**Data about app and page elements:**
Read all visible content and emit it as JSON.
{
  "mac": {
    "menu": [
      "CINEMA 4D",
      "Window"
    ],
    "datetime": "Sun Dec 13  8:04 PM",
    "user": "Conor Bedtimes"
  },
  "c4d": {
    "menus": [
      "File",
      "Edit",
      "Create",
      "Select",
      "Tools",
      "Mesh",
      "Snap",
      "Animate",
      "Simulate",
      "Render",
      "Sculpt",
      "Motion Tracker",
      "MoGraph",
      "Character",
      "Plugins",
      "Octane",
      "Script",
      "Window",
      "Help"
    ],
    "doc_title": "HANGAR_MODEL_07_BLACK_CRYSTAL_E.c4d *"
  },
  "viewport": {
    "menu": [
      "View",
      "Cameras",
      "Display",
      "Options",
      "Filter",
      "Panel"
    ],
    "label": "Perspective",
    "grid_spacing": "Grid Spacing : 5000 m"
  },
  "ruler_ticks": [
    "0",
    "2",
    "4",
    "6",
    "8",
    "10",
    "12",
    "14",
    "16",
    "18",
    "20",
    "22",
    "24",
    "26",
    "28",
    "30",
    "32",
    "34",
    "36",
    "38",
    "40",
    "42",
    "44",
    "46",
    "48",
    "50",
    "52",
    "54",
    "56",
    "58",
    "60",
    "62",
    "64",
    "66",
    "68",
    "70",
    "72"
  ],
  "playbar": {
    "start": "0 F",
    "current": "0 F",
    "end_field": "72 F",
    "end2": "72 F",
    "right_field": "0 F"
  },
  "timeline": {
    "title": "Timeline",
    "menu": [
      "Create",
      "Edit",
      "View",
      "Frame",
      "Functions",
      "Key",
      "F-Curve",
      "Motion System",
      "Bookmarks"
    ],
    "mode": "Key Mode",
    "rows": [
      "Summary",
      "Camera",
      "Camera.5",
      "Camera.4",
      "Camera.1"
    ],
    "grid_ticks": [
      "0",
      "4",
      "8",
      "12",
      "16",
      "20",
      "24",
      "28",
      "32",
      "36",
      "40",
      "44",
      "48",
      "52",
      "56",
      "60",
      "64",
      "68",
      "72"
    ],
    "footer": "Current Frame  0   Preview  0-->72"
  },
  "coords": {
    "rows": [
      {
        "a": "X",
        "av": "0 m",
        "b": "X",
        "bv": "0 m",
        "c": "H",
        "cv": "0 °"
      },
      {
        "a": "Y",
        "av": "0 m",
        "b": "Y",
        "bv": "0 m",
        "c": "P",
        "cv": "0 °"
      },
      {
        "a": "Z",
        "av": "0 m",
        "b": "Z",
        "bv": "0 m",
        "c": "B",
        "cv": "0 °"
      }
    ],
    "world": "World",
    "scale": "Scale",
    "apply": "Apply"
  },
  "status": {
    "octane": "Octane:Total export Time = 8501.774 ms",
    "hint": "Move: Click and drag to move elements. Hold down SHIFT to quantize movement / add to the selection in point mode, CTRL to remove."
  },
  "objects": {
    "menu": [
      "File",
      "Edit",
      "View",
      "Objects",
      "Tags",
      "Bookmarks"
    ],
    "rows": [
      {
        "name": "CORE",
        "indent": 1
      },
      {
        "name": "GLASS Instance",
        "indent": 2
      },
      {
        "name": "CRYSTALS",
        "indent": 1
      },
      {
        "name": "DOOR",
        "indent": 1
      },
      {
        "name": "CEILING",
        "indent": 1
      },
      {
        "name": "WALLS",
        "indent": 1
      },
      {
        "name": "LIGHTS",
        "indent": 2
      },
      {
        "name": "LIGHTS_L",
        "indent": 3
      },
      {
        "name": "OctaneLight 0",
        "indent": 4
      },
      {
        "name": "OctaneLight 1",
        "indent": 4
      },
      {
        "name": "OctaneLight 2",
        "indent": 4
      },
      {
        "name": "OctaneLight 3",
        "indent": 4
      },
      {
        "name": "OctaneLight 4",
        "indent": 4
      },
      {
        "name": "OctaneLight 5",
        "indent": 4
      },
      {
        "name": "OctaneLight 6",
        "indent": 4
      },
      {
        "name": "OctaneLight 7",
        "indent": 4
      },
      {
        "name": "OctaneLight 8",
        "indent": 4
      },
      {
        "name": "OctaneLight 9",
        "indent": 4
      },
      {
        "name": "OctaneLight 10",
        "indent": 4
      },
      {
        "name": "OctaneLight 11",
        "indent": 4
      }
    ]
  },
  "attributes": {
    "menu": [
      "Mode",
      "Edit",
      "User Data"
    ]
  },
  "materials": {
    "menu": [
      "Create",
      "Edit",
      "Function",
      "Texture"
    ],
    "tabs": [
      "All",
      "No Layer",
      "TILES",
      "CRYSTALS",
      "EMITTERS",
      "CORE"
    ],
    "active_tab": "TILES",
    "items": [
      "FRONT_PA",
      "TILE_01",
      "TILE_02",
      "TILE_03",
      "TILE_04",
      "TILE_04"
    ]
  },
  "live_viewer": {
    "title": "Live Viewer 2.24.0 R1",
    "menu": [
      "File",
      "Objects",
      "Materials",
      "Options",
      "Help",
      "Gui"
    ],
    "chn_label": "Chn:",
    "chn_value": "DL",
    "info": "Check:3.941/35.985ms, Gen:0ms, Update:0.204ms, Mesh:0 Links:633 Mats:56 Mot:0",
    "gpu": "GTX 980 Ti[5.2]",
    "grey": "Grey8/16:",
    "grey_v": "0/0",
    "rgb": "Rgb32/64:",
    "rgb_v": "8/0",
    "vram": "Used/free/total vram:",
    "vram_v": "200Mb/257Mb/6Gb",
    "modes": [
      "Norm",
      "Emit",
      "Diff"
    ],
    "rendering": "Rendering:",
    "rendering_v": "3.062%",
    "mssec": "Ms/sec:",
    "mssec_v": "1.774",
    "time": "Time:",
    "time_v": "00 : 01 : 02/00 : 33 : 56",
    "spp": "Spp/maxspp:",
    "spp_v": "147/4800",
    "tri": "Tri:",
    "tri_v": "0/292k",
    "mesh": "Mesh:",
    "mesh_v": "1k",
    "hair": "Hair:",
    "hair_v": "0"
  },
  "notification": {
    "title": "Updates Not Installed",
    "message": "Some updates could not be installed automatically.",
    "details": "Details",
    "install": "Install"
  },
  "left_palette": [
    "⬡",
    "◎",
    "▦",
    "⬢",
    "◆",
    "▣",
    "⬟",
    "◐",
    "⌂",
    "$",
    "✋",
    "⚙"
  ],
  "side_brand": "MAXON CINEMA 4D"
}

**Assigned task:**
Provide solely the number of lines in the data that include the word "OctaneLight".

**Output for this task:**
12